ACTIVITY -> Pull every "Microsoft" line out of the data below.

Extracted records:
====

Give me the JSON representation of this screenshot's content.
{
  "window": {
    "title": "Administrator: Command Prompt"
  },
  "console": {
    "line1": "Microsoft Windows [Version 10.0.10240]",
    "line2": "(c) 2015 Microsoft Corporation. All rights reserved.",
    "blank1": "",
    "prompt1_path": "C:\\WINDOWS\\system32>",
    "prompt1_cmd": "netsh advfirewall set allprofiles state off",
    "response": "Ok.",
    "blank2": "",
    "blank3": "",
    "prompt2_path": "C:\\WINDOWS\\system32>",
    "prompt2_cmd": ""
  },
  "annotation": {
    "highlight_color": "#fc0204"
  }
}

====

RESULT OF THE TASK ->
    "line1": "Microsoft Windows [Version 10.0.10240]",
    "line2": "(c) 2015 Microsoft Corporation. All rights reserved.",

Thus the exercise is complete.